== WHAT IS REQUIRED ==
Copy each of the following entries back without change.
[Opening PROVIDED DATA section]
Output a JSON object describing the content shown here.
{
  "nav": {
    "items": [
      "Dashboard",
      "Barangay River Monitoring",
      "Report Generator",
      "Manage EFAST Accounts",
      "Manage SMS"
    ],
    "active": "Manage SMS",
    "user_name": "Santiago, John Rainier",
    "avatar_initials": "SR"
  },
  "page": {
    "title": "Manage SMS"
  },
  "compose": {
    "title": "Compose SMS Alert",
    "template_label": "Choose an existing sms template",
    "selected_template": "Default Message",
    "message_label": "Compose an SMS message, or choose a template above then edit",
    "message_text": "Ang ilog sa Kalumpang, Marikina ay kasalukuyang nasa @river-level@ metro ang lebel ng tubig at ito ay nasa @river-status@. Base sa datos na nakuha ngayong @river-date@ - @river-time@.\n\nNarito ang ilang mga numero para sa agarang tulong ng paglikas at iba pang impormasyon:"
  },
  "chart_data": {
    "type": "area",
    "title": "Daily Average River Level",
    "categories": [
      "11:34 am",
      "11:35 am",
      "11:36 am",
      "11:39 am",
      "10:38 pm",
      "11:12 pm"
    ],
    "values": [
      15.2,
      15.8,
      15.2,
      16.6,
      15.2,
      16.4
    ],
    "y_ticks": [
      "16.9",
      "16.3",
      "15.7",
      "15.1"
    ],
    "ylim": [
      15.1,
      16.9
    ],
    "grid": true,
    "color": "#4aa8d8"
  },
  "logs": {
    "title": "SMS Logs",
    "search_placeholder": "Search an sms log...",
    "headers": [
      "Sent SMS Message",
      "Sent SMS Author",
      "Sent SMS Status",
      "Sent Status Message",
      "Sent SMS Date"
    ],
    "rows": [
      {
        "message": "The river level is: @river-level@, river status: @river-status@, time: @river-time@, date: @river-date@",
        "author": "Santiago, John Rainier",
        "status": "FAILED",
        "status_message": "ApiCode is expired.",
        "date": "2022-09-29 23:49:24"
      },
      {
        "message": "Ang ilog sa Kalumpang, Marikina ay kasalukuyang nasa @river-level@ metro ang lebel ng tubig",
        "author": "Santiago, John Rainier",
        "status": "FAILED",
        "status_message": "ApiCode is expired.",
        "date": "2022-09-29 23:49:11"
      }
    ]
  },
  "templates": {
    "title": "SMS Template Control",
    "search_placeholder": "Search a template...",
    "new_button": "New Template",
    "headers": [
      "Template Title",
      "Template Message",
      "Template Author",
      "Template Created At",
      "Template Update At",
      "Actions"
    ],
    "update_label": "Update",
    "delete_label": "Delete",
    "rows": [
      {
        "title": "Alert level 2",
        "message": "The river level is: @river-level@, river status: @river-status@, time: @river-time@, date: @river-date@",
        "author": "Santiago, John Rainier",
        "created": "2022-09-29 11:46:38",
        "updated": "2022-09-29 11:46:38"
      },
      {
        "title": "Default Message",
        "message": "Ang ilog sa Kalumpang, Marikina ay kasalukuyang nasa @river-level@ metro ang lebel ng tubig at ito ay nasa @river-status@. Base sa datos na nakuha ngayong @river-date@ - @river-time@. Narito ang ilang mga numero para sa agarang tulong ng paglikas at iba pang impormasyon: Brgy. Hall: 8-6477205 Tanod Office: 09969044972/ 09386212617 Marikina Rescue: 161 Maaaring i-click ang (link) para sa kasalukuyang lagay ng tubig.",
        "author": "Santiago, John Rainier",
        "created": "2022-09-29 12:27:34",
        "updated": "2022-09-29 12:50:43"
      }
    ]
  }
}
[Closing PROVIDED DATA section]
== ANSWER BELOW ==
Output a JSON object describing the content shown here.
{
  "nav": {
    "items": [
      "Dashboard",
      "Barangay River Monitoring",
      "Report Generator",
      "Manage EFAST Accounts",
      "Manage SMS"
    ],
    "active": "Manage SMS",
    "user_name": "Santiago, John Rainier",
    "avatar_initials": "SR"
  },
  "page": {
    "title": "Manage SMS"
  },
  "compose": {
    "title": "Compose SMS Alert",
    "template_label": "Choose an existing sms template",
    "selected_template": "Default Message",
    "message_label": "Compose an SMS message, or choose a template above then edit",
    "message_text": "Ang ilog sa Kalumpang, Marikina ay kasalukuyang nasa @river-level@ metro ang lebel ng tubig at ito ay nasa @river-status@. Base sa datos na nakuha ngayong @river-date@ - @river-time@.\n\nNarito ang ilang mga numero para sa agarang tulong ng paglikas at iba pang impormasyon:"
  },
  "chart_data": {
    "type": "area",
    "title": "Daily Average River Level",
    "categories": [
      "11:34 am",
      "11:35 am",
      "11:36 am",
      "11:39 am",
      "10:38 pm",
      "11:12 pm"
    ],
    "values": [
      15.2,
      15.8,
      15.2,
      16.6,
      15.2,
      16.4
    ],
    "y_ticks": [
      "16.9",
      "16.3",
      "15.7",
      "15.1"
    ],
    "ylim": [
      15.1,
      16.9
    ],
    "grid": true,
    "color": "#4aa8d8"
  },
  "logs": {
    "title": "SMS Logs",
    "search_placeholder": "Search an sms log...",
    "headers": [
      "Sent SMS Message",
      "Sent SMS Author",
      "Sent SMS Status",
      "Sent Status Message",
      "Sent SMS Date"
    ],
    "rows": [
      {
        "message": "The river level is: @river-level@, river status: @river-status@, time: @river-time@, date: @river-date@",
        "author": "Santiago, John Rainier",
        "status": "FAILED",
        "status_message": "ApiCode is expired.",
        "date": "2022-09-29 23:49:24"
      },
      {
        "message": "Ang ilog sa Kalumpang, Marikina ay kasalukuyang nasa @river-level@ metro ang lebel ng tubig",
        "author": "Santiago, John Rainier",
        "status": "FAILED",
        "status_message": "ApiCode is expired.",
        "date": "2022-09-29 23:49:11"
      }
    ]
  },
  "templates": {
    "title": "SMS Template Control",
    "search_placeholder": "Search a template...",
    "new_button": "New Template",
    "headers": [
      "Template Title",
      "Template Message",
      "Template Author",
      "Template Created At",
      "Template Update At",
      "Actions"
    ],
    "update_label": "Update",
    "delete_label": "Delete",
    "rows": [
      {
        "title": "Alert level 2",
        "message": "The river level is: @river-level@, river status: @river-status@, time: @river-time@, date: @river-date@",
        "author": "Santiago, John Rainier",
        "created": "2022-09-29 11:46:38",
        "updated": "2022-09-29 11:46:38"
      },
      {
        "title": "Default Message",
        "message": "Ang ilog sa Kalumpang, Marikina ay kasalukuyang nasa @river-level@ metro ang lebel ng tubig at ito ay nasa @river-status@. Base sa datos na nakuha ngayong @river-date@ - @river-time@. Narito ang ilang mga numero para sa agarang tulong ng paglikas at iba pang impormasyon: Brgy. Hall: 8-6477205 Tanod Office: 09969044972/ 09386212617 Marikina Rescue: 161 Maaaring i-click ang (link) para sa kasalukuyang lagay ng tubig.",
        "author": "Santiago, John Rainier",
        "created": "2022-09-29 12:27:34",
        "updated": "2022-09-29 12:50:43"
      }
    ]
  }
}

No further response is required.